- _PROBLEM STATEMENT_
Go through the records below line by line. Count the lines with "JSON" and give the count alone.

- _RECORDS FOR THIS EXERCISE_
----------

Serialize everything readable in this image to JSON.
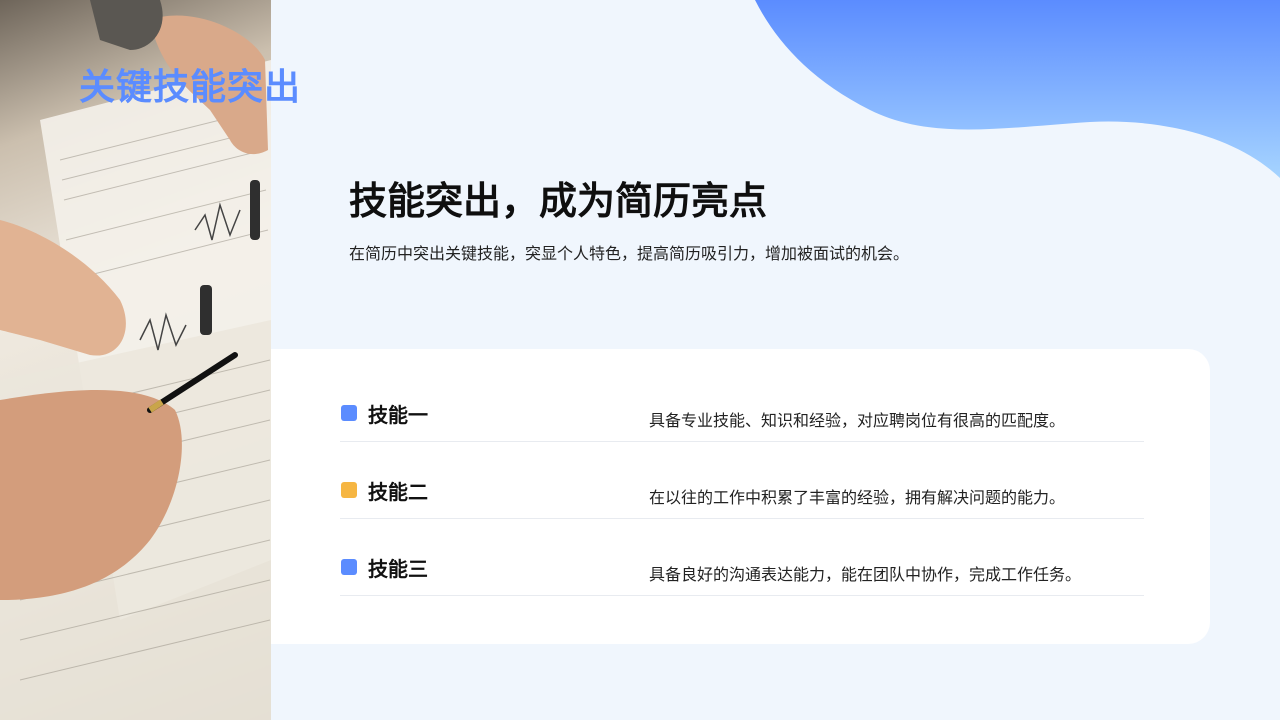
{
  "slide": {
    "top_title": "关键技能突出",
    "headline": "技能突出，成为简历亮点",
    "subtitle": "在简历中突出关键技能，突显个人特色，提高简历吸引力，增加被面试的机会。"
  },
  "skills": [
    {
      "name": "技能一",
      "description": "具备专业技能、知识和经验，对应聘岗位有很高的匹配度。",
      "color": "#5b8cff"
    },
    {
      "name": "技能二",
      "description": "在以往的工作中积累了丰富的经验，拥有解决问题的能力。",
      "color": "#f6b642"
    },
    {
      "name": "技能三",
      "description": "具备良好的沟通表达能力，能在团队中协作，完成工作任务。",
      "color": "#5b8cff"
    }
  ],
  "colors": {
    "accent_blue": "#5b8cff",
    "accent_orange": "#f6b642",
    "background": "#f0f6fd",
    "wave_top": "#5b8cff",
    "wave_bottom": "#a6d4ff"
  }
}
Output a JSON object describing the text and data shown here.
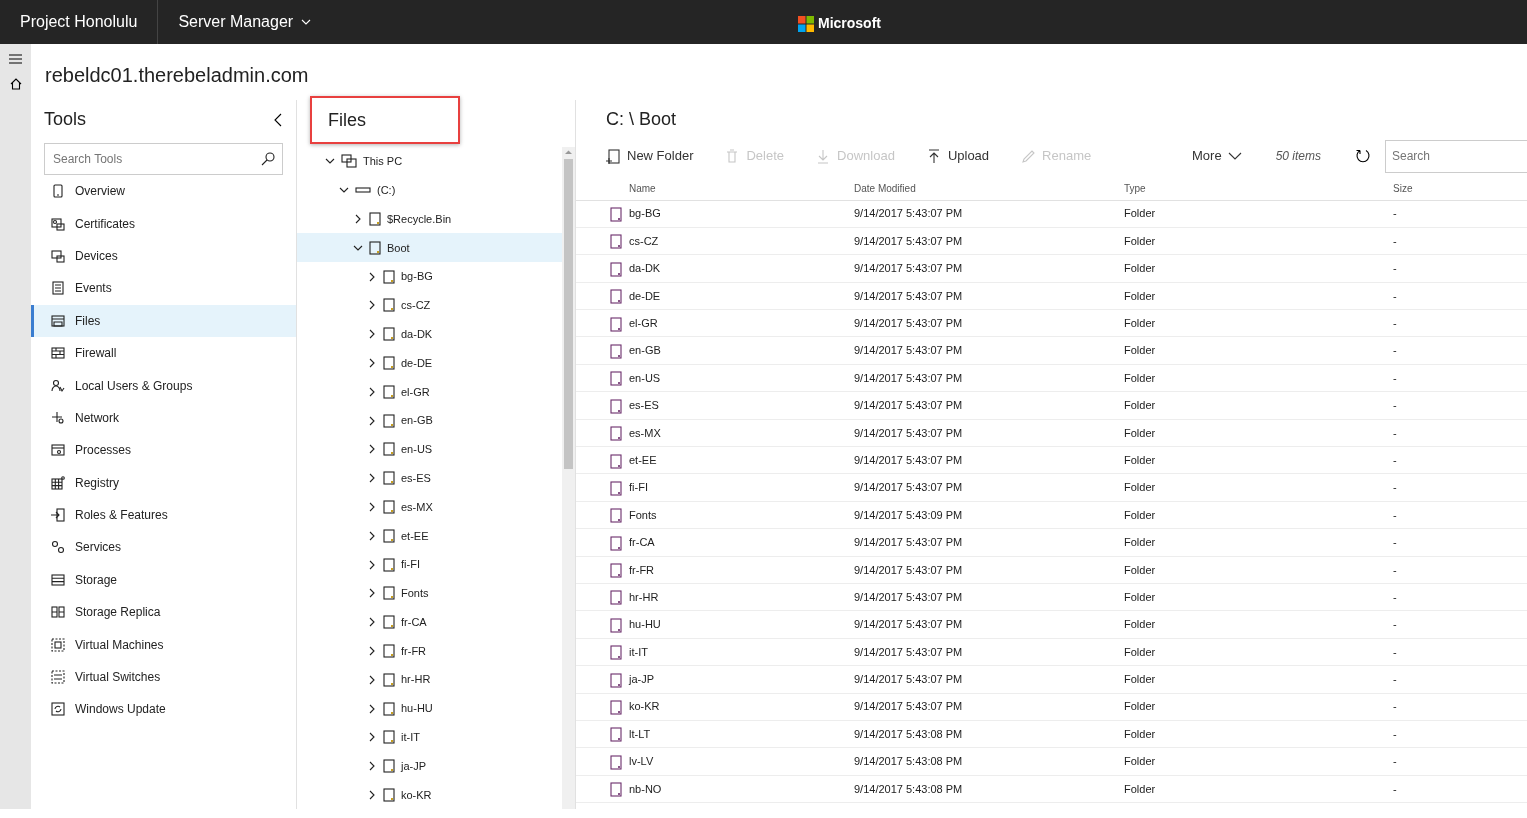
{
  "top_bar": {
    "app_name": "Project Honolulu",
    "menu": "Server Manager",
    "brand": "Microsoft"
  },
  "server_name": "rebeldc01.therebeladmin.com",
  "tools": {
    "title": "Tools",
    "search": {
      "placeholder": "Search Tools"
    },
    "items": [
      {
        "label": "Overview",
        "selected": false
      },
      {
        "label": "Certificates",
        "selected": false
      },
      {
        "label": "Devices",
        "selected": false
      },
      {
        "label": "Events",
        "selected": false
      },
      {
        "label": "Files",
        "selected": true
      },
      {
        "label": "Firewall",
        "selected": false
      },
      {
        "label": "Local Users & Groups",
        "selected": false
      },
      {
        "label": "Network",
        "selected": false
      },
      {
        "label": "Processes",
        "selected": false
      },
      {
        "label": "Registry",
        "selected": false
      },
      {
        "label": "Roles & Features",
        "selected": false
      },
      {
        "label": "Services",
        "selected": false
      },
      {
        "label": "Storage",
        "selected": false
      },
      {
        "label": "Storage Replica",
        "selected": false
      },
      {
        "label": "Virtual Machines",
        "selected": false
      },
      {
        "label": "Virtual Switches",
        "selected": false
      },
      {
        "label": "Windows Update",
        "selected": false
      }
    ]
  },
  "tree_panel": {
    "title": "Files",
    "highlighted": true,
    "nodes": [
      {
        "label": "This PC",
        "kind": "computer",
        "expanded": true,
        "selected": false,
        "children": [
          {
            "label": "(C:)",
            "kind": "drive",
            "expanded": true,
            "selected": false,
            "children": [
              {
                "label": "$Recycle.Bin",
                "kind": "folder",
                "expanded": false,
                "selected": false
              },
              {
                "label": "Boot",
                "kind": "folder",
                "expanded": true,
                "selected": true,
                "children": [
                  {
                    "label": "bg-BG",
                    "kind": "folder",
                    "expanded": false,
                    "selected": false
                  },
                  {
                    "label": "cs-CZ",
                    "kind": "folder",
                    "expanded": false,
                    "selected": false
                  },
                  {
                    "label": "da-DK",
                    "kind": "folder",
                    "expanded": false,
                    "selected": false
                  },
                  {
                    "label": "de-DE",
                    "kind": "folder",
                    "expanded": false,
                    "selected": false
                  },
                  {
                    "label": "el-GR",
                    "kind": "folder",
                    "expanded": false,
                    "selected": false
                  },
                  {
                    "label": "en-GB",
                    "kind": "folder",
                    "expanded": false,
                    "selected": false
                  },
                  {
                    "label": "en-US",
                    "kind": "folder",
                    "expanded": false,
                    "selected": false
                  },
                  {
                    "label": "es-ES",
                    "kind": "folder",
                    "expanded": false,
                    "selected": false
                  },
                  {
                    "label": "es-MX",
                    "kind": "folder",
                    "expanded": false,
                    "selected": false
                  },
                  {
                    "label": "et-EE",
                    "kind": "folder",
                    "expanded": false,
                    "selected": false
                  },
                  {
                    "label": "fi-FI",
                    "kind": "folder",
                    "expanded": false,
                    "selected": false
                  },
                  {
                    "label": "Fonts",
                    "kind": "folder",
                    "expanded": false,
                    "selected": false
                  },
                  {
                    "label": "fr-CA",
                    "kind": "folder",
                    "expanded": false,
                    "selected": false
                  },
                  {
                    "label": "fr-FR",
                    "kind": "folder",
                    "expanded": false,
                    "selected": false
                  },
                  {
                    "label": "hr-HR",
                    "kind": "folder",
                    "expanded": false,
                    "selected": false
                  },
                  {
                    "label": "hu-HU",
                    "kind": "folder",
                    "expanded": false,
                    "selected": false
                  },
                  {
                    "label": "it-IT",
                    "kind": "folder",
                    "expanded": false,
                    "selected": false
                  },
                  {
                    "label": "ja-JP",
                    "kind": "folder",
                    "expanded": false,
                    "selected": false
                  },
                  {
                    "label": "ko-KR",
                    "kind": "folder",
                    "expanded": false,
                    "selected": false
                  }
                ]
              }
            ]
          }
        ]
      }
    ]
  },
  "content": {
    "path": "C: \\ Boot",
    "toolbar": [
      {
        "label": "New Folder",
        "disabled": false
      },
      {
        "label": "Delete",
        "disabled": true
      },
      {
        "label": "Download",
        "disabled": true
      },
      {
        "label": "Upload",
        "disabled": false
      },
      {
        "label": "Rename",
        "disabled": true
      }
    ],
    "more": "More",
    "item_count": "50 items",
    "search": {
      "placeholder": "Search"
    },
    "table": {
      "columns": [
        "Name",
        "Date Modified",
        "Type",
        "Size"
      ],
      "rows": [
        {
          "name": "bg-BG",
          "date_modified": "9/14/2017 5:43:07 PM",
          "type": "Folder",
          "size": "-"
        },
        {
          "name": "cs-CZ",
          "date_modified": "9/14/2017 5:43:07 PM",
          "type": "Folder",
          "size": "-"
        },
        {
          "name": "da-DK",
          "date_modified": "9/14/2017 5:43:07 PM",
          "type": "Folder",
          "size": "-"
        },
        {
          "name": "de-DE",
          "date_modified": "9/14/2017 5:43:07 PM",
          "type": "Folder",
          "size": "-"
        },
        {
          "name": "el-GR",
          "date_modified": "9/14/2017 5:43:07 PM",
          "type": "Folder",
          "size": "-"
        },
        {
          "name": "en-GB",
          "date_modified": "9/14/2017 5:43:07 PM",
          "type": "Folder",
          "size": "-"
        },
        {
          "name": "en-US",
          "date_modified": "9/14/2017 5:43:07 PM",
          "type": "Folder",
          "size": "-"
        },
        {
          "name": "es-ES",
          "date_modified": "9/14/2017 5:43:07 PM",
          "type": "Folder",
          "size": "-"
        },
        {
          "name": "es-MX",
          "date_modified": "9/14/2017 5:43:07 PM",
          "type": "Folder",
          "size": "-"
        },
        {
          "name": "et-EE",
          "date_modified": "9/14/2017 5:43:07 PM",
          "type": "Folder",
          "size": "-"
        },
        {
          "name": "fi-FI",
          "date_modified": "9/14/2017 5:43:07 PM",
          "type": "Folder",
          "size": "-"
        },
        {
          "name": "Fonts",
          "date_modified": "9/14/2017 5:43:09 PM",
          "type": "Folder",
          "size": "-"
        },
        {
          "name": "fr-CA",
          "date_modified": "9/14/2017 5:43:07 PM",
          "type": "Folder",
          "size": "-"
        },
        {
          "name": "fr-FR",
          "date_modified": "9/14/2017 5:43:07 PM",
          "type": "Folder",
          "size": "-"
        },
        {
          "name": "hr-HR",
          "date_modified": "9/14/2017 5:43:07 PM",
          "type": "Folder",
          "size": "-"
        },
        {
          "name": "hu-HU",
          "date_modified": "9/14/2017 5:43:07 PM",
          "type": "Folder",
          "size": "-"
        },
        {
          "name": "it-IT",
          "date_modified": "9/14/2017 5:43:07 PM",
          "type": "Folder",
          "size": "-"
        },
        {
          "name": "ja-JP",
          "date_modified": "9/14/2017 5:43:07 PM",
          "type": "Folder",
          "size": "-"
        },
        {
          "name": "ko-KR",
          "date_modified": "9/14/2017 5:43:07 PM",
          "type": "Folder",
          "size": "-"
        },
        {
          "name": "lt-LT",
          "date_modified": "9/14/2017 5:43:08 PM",
          "type": "Folder",
          "size": "-"
        },
        {
          "name": "lv-LV",
          "date_modified": "9/14/2017 5:43:08 PM",
          "type": "Folder",
          "size": "-"
        },
        {
          "name": "nb-NO",
          "date_modified": "9/14/2017 5:43:08 PM",
          "type": "Folder",
          "size": "-"
        }
      ]
    }
  }
}
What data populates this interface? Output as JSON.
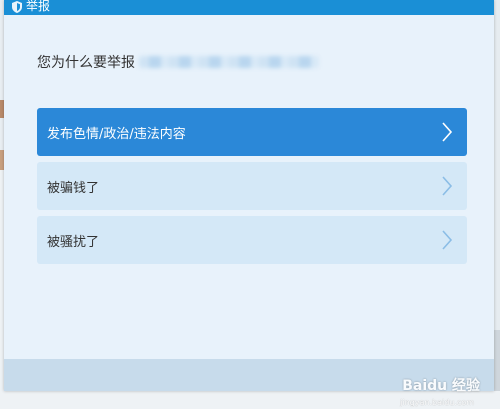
{
  "dialog": {
    "title": "举报",
    "question": "您为什么要举报"
  },
  "options": [
    {
      "label": "发布色情/政治/违法内容",
      "selected": true
    },
    {
      "label": "被骗钱了",
      "selected": false
    },
    {
      "label": "被骚扰了",
      "selected": false
    }
  ],
  "watermark": {
    "text": "Baidu 经验",
    "sub": "jingyan.baidu.com"
  },
  "colors": {
    "titlebar": "#1a8fd6",
    "selected_option": "#2b88d8",
    "option": "#d4e8f7",
    "dialog_bg": "#e8f2fb"
  }
}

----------

- _YOUR SOLUTION_
3